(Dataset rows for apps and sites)
--------------------
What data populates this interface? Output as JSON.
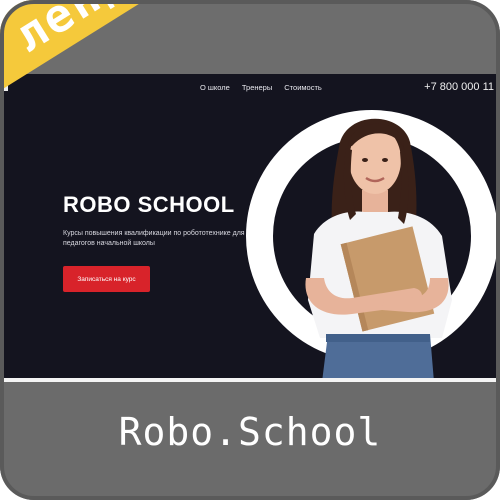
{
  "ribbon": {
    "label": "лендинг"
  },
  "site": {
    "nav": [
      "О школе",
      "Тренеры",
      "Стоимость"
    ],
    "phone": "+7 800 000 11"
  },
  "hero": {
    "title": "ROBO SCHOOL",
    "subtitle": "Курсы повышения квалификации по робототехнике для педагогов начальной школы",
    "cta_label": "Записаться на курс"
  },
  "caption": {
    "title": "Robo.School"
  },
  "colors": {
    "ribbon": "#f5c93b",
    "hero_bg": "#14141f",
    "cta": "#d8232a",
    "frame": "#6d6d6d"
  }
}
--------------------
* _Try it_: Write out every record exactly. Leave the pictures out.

* _Task result_:
What data populates this interface? Output as JSON.
{
  "ribbon": {
    "label": "лендинг"
  },
  "site": {
    "nav": [
      "О школе",
      "Тренеры",
      "Стоимость"
    ],
    "phone": "+7 800 000 11"
  },
  "hero": {
    "title": "ROBO SCHOOL",
    "subtitle": "Курсы повышения квалификации по робототехнике для педагогов начальной школы",
    "cta_label": "Записаться на курс"
  },
  "caption": {
    "title": "Robo.School"
  },
  "colors": {
    "ribbon": "#f5c93b",
    "hero_bg": "#14141f",
    "cta": "#d8232a",
    "frame": "#6d6d6d"
  }
}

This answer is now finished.